The article, written by Xan Brooks, did not just go on about the finer qualities of Denzel or how spectacular an actor he is but talked about how he did not have actor friends, in particular, white actor friends. It was also revealed how he was a committed Christian and devoted family man. Since the article was written, there has been a flurry of responses from various online sites, such as YahooMovies and the Perez Hilton site; emphasis being on Washington’s supposed reluctance to ‘mix’. As one can imagine, his comments has caused an uproar in Hollywood. According to YahooMovies, when the interview was taking place, Washington’s publicist sat in on the interview and said Washington did add about his ‘friendship with various white stars’. But Mr. Brooks’s clarified in another article that there was no publicist who sat in on the interview and how he stood by his article.

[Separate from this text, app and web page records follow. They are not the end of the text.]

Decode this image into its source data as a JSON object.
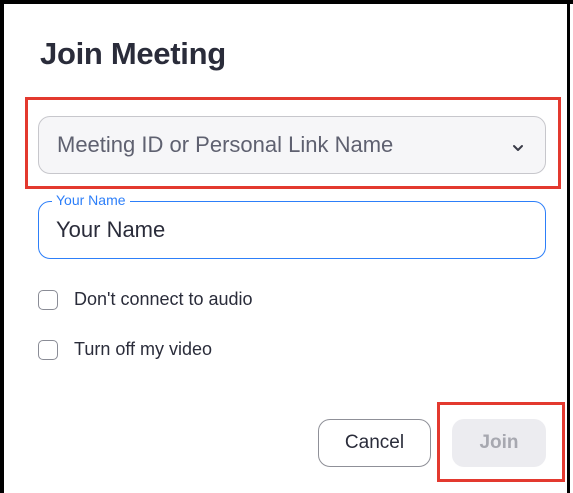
{
  "dialog": {
    "title": "Join Meeting"
  },
  "meeting_id": {
    "placeholder": "Meeting ID or Personal Link Name",
    "icon": "chevron-down-icon"
  },
  "your_name": {
    "label": "Your Name",
    "placeholder": "Your Name",
    "value": ""
  },
  "options": {
    "no_audio_label": "Don't connect to audio",
    "no_audio_checked": false,
    "no_video_label": "Turn off my video",
    "no_video_checked": false
  },
  "buttons": {
    "cancel_label": "Cancel",
    "join_label": "Join",
    "join_enabled": false
  },
  "colors": {
    "accent": "#2d7ff9",
    "highlight": "#e3392f",
    "text": "#2a2c3a"
  }
}
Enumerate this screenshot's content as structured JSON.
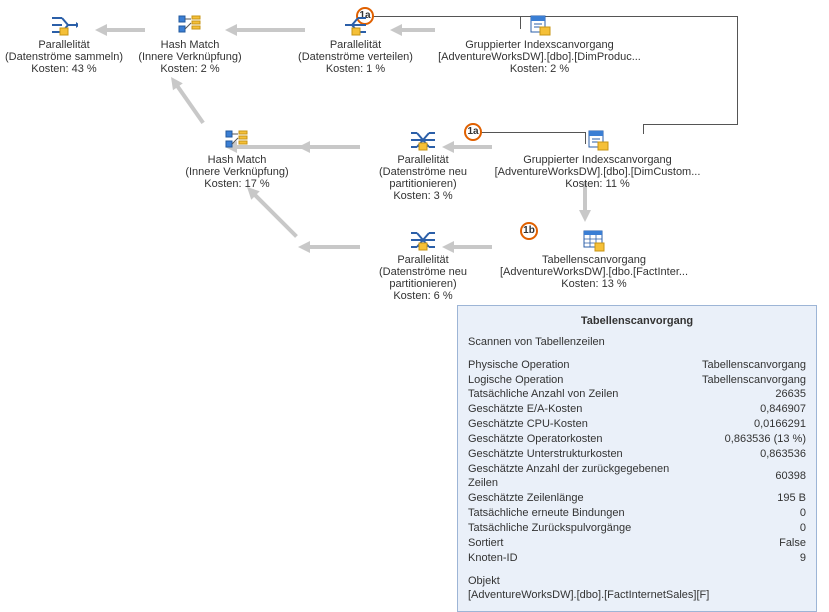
{
  "badges": {
    "b1a_top": "1a",
    "b1a_mid": "1a",
    "b1b": "1b"
  },
  "nodes": {
    "n1": {
      "title": "Parallelität",
      "sub": "(Datenströme sammeln)",
      "cost": "Kosten: 43 %"
    },
    "n2": {
      "title": "Hash Match",
      "sub": "(Innere Verknüpfung)",
      "cost": "Kosten: 2 %"
    },
    "n3": {
      "title": "Parallelität",
      "sub": "(Datenströme verteilen)",
      "cost": "Kosten: 1 %"
    },
    "n4": {
      "title": "Gruppierter Indexscanvorgang",
      "sub": "[AdventureWorksDW].[dbo].[DimProduc...",
      "cost": "Kosten: 2 %"
    },
    "n5": {
      "title": "Hash Match",
      "sub": "(Innere Verknüpfung)",
      "cost": "Kosten: 17 %"
    },
    "n6": {
      "title": "Parallelität",
      "sub": "(Datenströme neu partitionieren)",
      "cost": "Kosten: 3 %"
    },
    "n7": {
      "title": "Gruppierter Indexscanvorgang",
      "sub": "[AdventureWorksDW].[dbo].[DimCustom...",
      "cost": "Kosten: 11 %"
    },
    "n8": {
      "title": "Parallelität",
      "sub": "(Datenströme neu partitionieren)",
      "cost": "Kosten: 6 %"
    },
    "n9": {
      "title": "Tabellenscanvorgang",
      "sub": "[AdventureWorksDW].[dbo.[FactInter...",
      "cost": "Kosten: 13 %"
    }
  },
  "tooltip": {
    "title": "Tabellenscanvorgang",
    "desc": "Scannen von Tabellenzeilen",
    "rows": [
      {
        "k": "Physische Operation",
        "v": "Tabellenscanvorgang"
      },
      {
        "k": "Logische Operation",
        "v": "Tabellenscanvorgang"
      },
      {
        "k": "Tatsächliche Anzahl von Zeilen",
        "v": "26635"
      },
      {
        "k": "Geschätzte E/A-Kosten",
        "v": "0,846907"
      },
      {
        "k": "Geschätzte CPU-Kosten",
        "v": "0,0166291"
      },
      {
        "k": "Geschätzte Operatorkosten",
        "v": "0,863536 (13 %)"
      },
      {
        "k": "Geschätzte Unterstrukturkosten",
        "v": "0,863536"
      },
      {
        "k": "Geschätzte Anzahl der zurückgegebenen Zeilen",
        "v": "60398"
      },
      {
        "k": "Geschätzte Zeilenlänge",
        "v": "195 B"
      },
      {
        "k": "Tatsächliche erneute Bindungen",
        "v": "0"
      },
      {
        "k": "Tatsächliche Zurückspulvorgänge",
        "v": "0"
      },
      {
        "k": "Sortiert",
        "v": "False"
      },
      {
        "k": "Knoten-ID",
        "v": "9"
      }
    ],
    "objLabel": "Objekt",
    "objValue": "[AdventureWorksDW].[dbo].[FactInternetSales][F]"
  }
}
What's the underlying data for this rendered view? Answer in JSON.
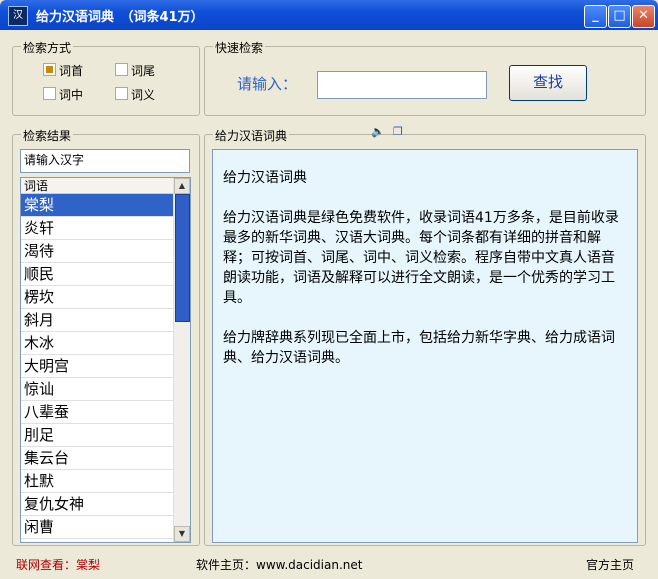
{
  "window": {
    "title": "给力汉语词典　（词条41万）",
    "icon_label": "汉"
  },
  "search_mode": {
    "label": "检索方式",
    "options": [
      {
        "label": "词首",
        "checked": true
      },
      {
        "label": "词尾",
        "checked": false
      },
      {
        "label": "词中",
        "checked": false
      },
      {
        "label": "词义",
        "checked": false
      }
    ]
  },
  "quick_search": {
    "label": "快速检索",
    "prompt": "请输入：",
    "value": "",
    "button": "查找"
  },
  "results": {
    "label": "检索结果",
    "input_value": "请输入汉字",
    "column": "词语",
    "items": [
      "棠梨",
      "炎轩",
      "渴待",
      "顺民",
      "楞坎",
      "斜月",
      "木冰",
      "大明宫",
      "惊讪",
      "八辈蚕",
      "刖足",
      "集云台",
      "杜默",
      "复仇女神",
      "闲曹"
    ],
    "selected_index": 0
  },
  "dictionary": {
    "label": "给力汉语词典",
    "heading": "给力汉语词典",
    "paragraphs": [
      "给力汉语词典是绿色免费软件，收录词语41万多条，是目前收录最多的新华词典、汉语大词典。每个词条都有详细的拼音和解释；可按词首、词尾、词中、词义检索。程序自带中文真人语音朗读功能，词语及解释可以进行全文朗读，是一个优秀的学习工具。",
      "给力牌辞典系列现已全面上市，包括给力新华字典、给力成语词典、给力汉语词典。"
    ]
  },
  "status": {
    "lookup": "联网查看：棠梨",
    "homepage": "软件主页：www.dacidian.net",
    "official": "官方主页"
  }
}
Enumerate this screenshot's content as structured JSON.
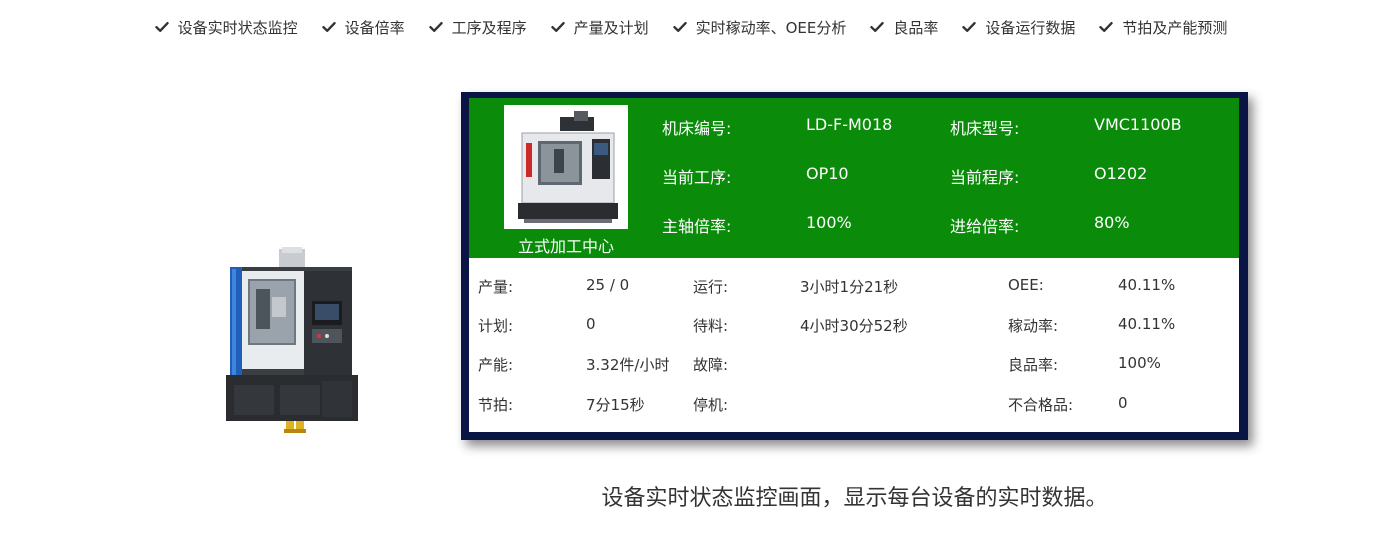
{
  "feature_nav": {
    "items": [
      {
        "label": "设备实时状态监控"
      },
      {
        "label": "设备倍率"
      },
      {
        "label": "工序及程序"
      },
      {
        "label": "产量及计划"
      },
      {
        "label": "实时稼动率、OEE分析"
      },
      {
        "label": "良品率"
      },
      {
        "label": "设备运行数据"
      },
      {
        "label": "节拍及产能预测"
      }
    ],
    "icon": "check-icon"
  },
  "dashboard": {
    "machine_caption": "立式加工中心",
    "header": {
      "machine_no_label": "机床编号:",
      "machine_no_value": "LD-F-M018",
      "machine_model_label": "机床型号:",
      "machine_model_value": "VMC1100B",
      "current_process_label": "当前工序:",
      "current_process_value": "OP10",
      "current_program_label": "当前程序:",
      "current_program_value": "O1202",
      "spindle_rate_label": "主轴倍率:",
      "spindle_rate_value": "100%",
      "feed_rate_label": "进给倍率:",
      "feed_rate_value": "80%"
    },
    "stats": {
      "output_label": "产量:",
      "output_value": "25 / 0",
      "running_label": "运行:",
      "running_value": "3小时1分21秒",
      "oee_label": "OEE:",
      "oee_value": "40.11%",
      "plan_label": "计划:",
      "plan_value": "0",
      "waiting_label": "待料:",
      "waiting_value": "4小时30分52秒",
      "utilization_label": "稼动率:",
      "utilization_value": "40.11%",
      "capacity_label": "产能:",
      "capacity_value": "3.32件/小时",
      "fault_label": "故障:",
      "fault_value": "",
      "yield_label": "良品率:",
      "yield_value": "100%",
      "takt_label": "节拍:",
      "takt_value": "7分15秒",
      "stop_label": "停机:",
      "stop_value": "",
      "defect_label": "不合格品:",
      "defect_value": "0"
    }
  },
  "caption": "设备实时状态监控画面，显示每台设备的实时数据。",
  "colors": {
    "header_green": "#0a8c0a",
    "panel_border": "#0a1445",
    "text": "#333333"
  }
}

Mr. Brooks’s also uploaded an audio recording of the interview, just to prove that Washington was not provoked and neither were words put in his mouth.

What I found annoying is that as Mr. Brooks chose to include Washington’s comments in the article, why did he not bother to find out if Washington held a similar policy towards black actors? Also, Brooks could have inquired if, perhaps, in the early days of Washington’s acting career when he was looking for jobs in Hollywood, was it hard for him as an African-American to find work? Were the directors, producers, casting agents, fellow white actors giving him a hard time? Or Brooks could have asked how relevant is Christianity to his life ie, if being a committed Christian has enabled him to work in Hollywood but still remain dutifully married and keep his integrity intact? Mr. Brooks could have developed this article but he chose not to, leading me to think that he was up to mischief. I wonder if he had interviewed say, Jack Nicholson, Al Pacino or Warren Beatty, whether he would have asked if they had any black actor/non-actor friends.

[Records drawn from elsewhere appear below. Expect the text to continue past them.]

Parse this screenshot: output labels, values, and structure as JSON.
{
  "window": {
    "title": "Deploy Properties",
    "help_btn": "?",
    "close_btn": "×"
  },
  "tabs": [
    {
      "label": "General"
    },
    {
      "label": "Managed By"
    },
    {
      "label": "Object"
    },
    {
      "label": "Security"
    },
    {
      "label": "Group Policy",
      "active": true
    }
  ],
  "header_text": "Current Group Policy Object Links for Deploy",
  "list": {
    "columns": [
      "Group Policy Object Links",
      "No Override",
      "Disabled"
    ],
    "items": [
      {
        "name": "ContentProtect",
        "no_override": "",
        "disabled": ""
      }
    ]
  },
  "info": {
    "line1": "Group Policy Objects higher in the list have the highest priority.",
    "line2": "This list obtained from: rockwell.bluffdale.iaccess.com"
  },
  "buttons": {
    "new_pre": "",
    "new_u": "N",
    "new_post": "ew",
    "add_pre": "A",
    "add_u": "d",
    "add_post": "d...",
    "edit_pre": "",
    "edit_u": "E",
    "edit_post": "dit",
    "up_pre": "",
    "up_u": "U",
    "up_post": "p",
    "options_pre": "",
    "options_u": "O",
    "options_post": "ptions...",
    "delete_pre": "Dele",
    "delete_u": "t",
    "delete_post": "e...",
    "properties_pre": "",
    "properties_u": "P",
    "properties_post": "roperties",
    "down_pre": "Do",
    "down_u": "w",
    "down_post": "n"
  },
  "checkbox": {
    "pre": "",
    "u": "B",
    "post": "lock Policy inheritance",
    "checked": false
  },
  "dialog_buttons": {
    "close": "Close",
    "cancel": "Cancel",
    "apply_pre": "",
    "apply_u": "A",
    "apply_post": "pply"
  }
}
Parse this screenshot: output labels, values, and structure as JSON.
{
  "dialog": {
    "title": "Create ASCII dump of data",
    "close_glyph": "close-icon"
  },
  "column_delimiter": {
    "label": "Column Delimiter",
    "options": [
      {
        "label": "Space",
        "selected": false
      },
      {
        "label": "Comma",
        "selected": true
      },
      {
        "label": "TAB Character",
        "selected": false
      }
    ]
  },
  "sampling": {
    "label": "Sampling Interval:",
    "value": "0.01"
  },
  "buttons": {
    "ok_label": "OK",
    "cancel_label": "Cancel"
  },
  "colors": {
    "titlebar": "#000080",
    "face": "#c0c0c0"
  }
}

I don’t know Mr. Washington but reading about him over the years in not just The Guardian but other quality newspapers, he comes across as no-nonsense, committed to his family and Christianity and chooses to hang out with friends from his past. Because of the nature of being in show business, he’s probably selective about whom he chooses to be friends with, whether they are white, black, Latino etc. He describes himself as a working actor as opposed to being a celebrity and I really don’t see anything wrong with that. But judging from all the furore, it proves that still, if you are black and have two Oscars under your belt plus a ton load of money, you may not be able to make as many choices as you would like.

Malcolm Wicks – MP Croydon North West (Croydon North)

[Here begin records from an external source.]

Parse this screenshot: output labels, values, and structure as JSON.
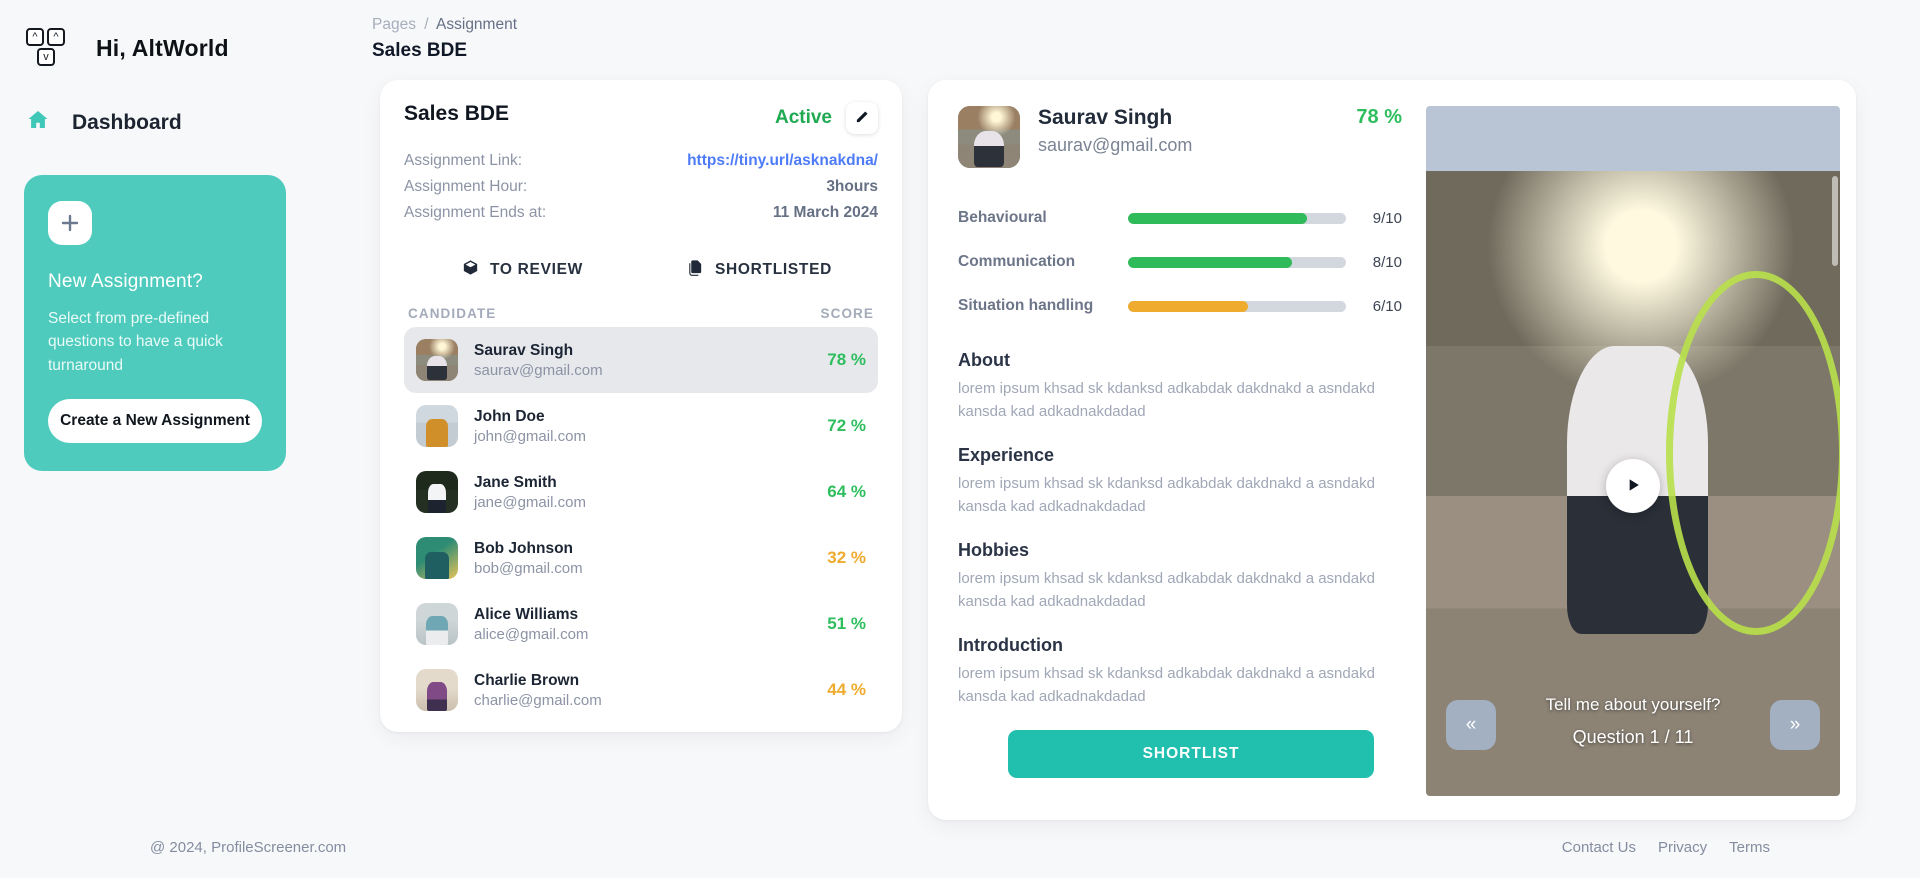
{
  "brand": {
    "greeting": "Hi, AltWorld",
    "logo_icon": "arrow-keys-logo-icon"
  },
  "sidebar": {
    "nav": [
      {
        "label": "Dashboard",
        "icon": "home-icon"
      }
    ],
    "promo": {
      "icon": "plus-icon",
      "title": "New Assignment?",
      "subtitle": "Select from pre-defined questions to have a quick turnaround",
      "button": "Create a New Assignment"
    }
  },
  "breadcrumb": {
    "root": "Pages",
    "separator": "/",
    "current": "Assignment",
    "title": "Sales BDE"
  },
  "assignment": {
    "title": "Sales BDE",
    "status": "Active",
    "status_color": "#1faa51",
    "edit_icon": "pencil-icon",
    "meta": [
      {
        "key": "Assignment Link:",
        "value": "https://tiny.url/asknakdna/",
        "is_link": true
      },
      {
        "key": "Assignment Hour:",
        "value": "3hours",
        "is_link": false
      },
      {
        "key": "Assignment Ends at:",
        "value": "11 March 2024",
        "is_link": false
      }
    ],
    "tabs": [
      {
        "label": "TO REVIEW",
        "icon": "cube-icon",
        "active": true
      },
      {
        "label": "SHORTLISTED",
        "icon": "documents-icon",
        "active": false
      }
    ],
    "columns": {
      "candidate": "CANDIDATE",
      "score": "SCORE"
    },
    "candidates": [
      {
        "name": "Saurav Singh",
        "email": "saurav@gmail.com",
        "score": "78 %",
        "color": "#2ebe5d",
        "selected": true,
        "photo": "ph-saurav"
      },
      {
        "name": "John Doe",
        "email": "john@gmail.com",
        "score": "72 %",
        "color": "#2ebe5d",
        "selected": false,
        "photo": "ph-john"
      },
      {
        "name": "Jane Smith",
        "email": "jane@gmail.com",
        "score": "64 %",
        "color": "#2ebe5d",
        "selected": false,
        "photo": "ph-jane"
      },
      {
        "name": "Bob Johnson",
        "email": "bob@gmail.com",
        "score": "32 %",
        "color": "#eeab2d",
        "selected": false,
        "photo": "ph-bob"
      },
      {
        "name": "Alice Williams",
        "email": "alice@gmail.com",
        "score": "51 %",
        "color": "#2ebe5d",
        "selected": false,
        "photo": "ph-alice"
      },
      {
        "name": "Charlie Brown",
        "email": "charlie@gmail.com",
        "score": "44 %",
        "color": "#eeab2d",
        "selected": false,
        "photo": "ph-charlie"
      }
    ]
  },
  "profile": {
    "name": "Saurav Singh",
    "email": "saurav@gmail.com",
    "score": "78 %",
    "score_color": "#2ebe5d",
    "skills": [
      {
        "name": "Behavioural",
        "value": "9/10",
        "pct": 82,
        "color": "#30bb5b"
      },
      {
        "name": "Communication",
        "value": "8/10",
        "pct": 75,
        "color": "#30bb5b"
      },
      {
        "name": "Situation handling",
        "value": "6/10",
        "pct": 55,
        "color": "#eeab2d"
      }
    ],
    "sections": [
      {
        "title": "About",
        "body": "lorem ipsum khsad sk kdanksd adkabdak dakdnakd a asndakd kansda kad adkadnakdadad"
      },
      {
        "title": "Experience",
        "body": "lorem ipsum khsad sk kdanksd adkabdak dakdnakd a asndakd kansda kad adkadnakdadad"
      },
      {
        "title": "Hobbies",
        "body": "lorem ipsum khsad sk kdanksd adkabdak dakdnakd a asndakd kansda kad adkadnakdadad"
      },
      {
        "title": "Introduction",
        "body": "lorem ipsum khsad sk kdanksd adkabdak dakdnakd a asndakd kansda kad adkadnakdadad"
      }
    ],
    "shortlist_button": "SHORTLIST",
    "video": {
      "play_icon": "play-icon",
      "question": "Tell me about yourself?",
      "counter": "Question 1 / 11",
      "prev_label": "«",
      "next_label": "»"
    }
  },
  "footer": {
    "copyright": "@ 2024, ProfileScreener.com",
    "links": [
      "Contact Us",
      "Privacy",
      "Terms"
    ]
  },
  "theme": {
    "accent": "#4ecbbd",
    "button": "#21bfad",
    "green": "#2ebe5d",
    "amber": "#eeab2d",
    "link": "#4e7bf8"
  }
}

Browsing through today’s British Observer I read that Malcolm Wicks, the MP for Croydon has sadly passed away. He died of cancer on 20th September.

There was a time I used to live in Croydon and had a problem with the headmistress of a school in the area.  My son who attended the school was wrongly accused of stealing and the head was not particularly helpful or supportive. After ringing social services, legal people etc I eventually contacted Mr. Wicks.  When I wrote the letter to Mr. Wicks, the cynical part of me was feeling it was a waste of time. Would he actually respond? About three days later I received a phone call from his secretary inviting me to meet with Mr. Wicks.  I was surprised.  I went to his office and what immediately came to mind when I met him was his genuine caring attitude. He listened to what I had to say and then apologized for what had happened and said he would write a letter to the education department to follow-up my complaint. I was really surprised.  Was this an actual MP? He completely went against the grain of what one would expect of an MP! A week following that meeting I received a letter from the educational department who said that after investigating the matter it was found that my son was wrongfully accused and apologized for the error. I wrote to Mr. Wicks thanking him for his time and effort and how we all appreciated what he had done.

My time with Mr. Wicks was short but from what I saw, he was sincere, compassionate and considerate, and he will not be forgotten.  My condolences go out to his family.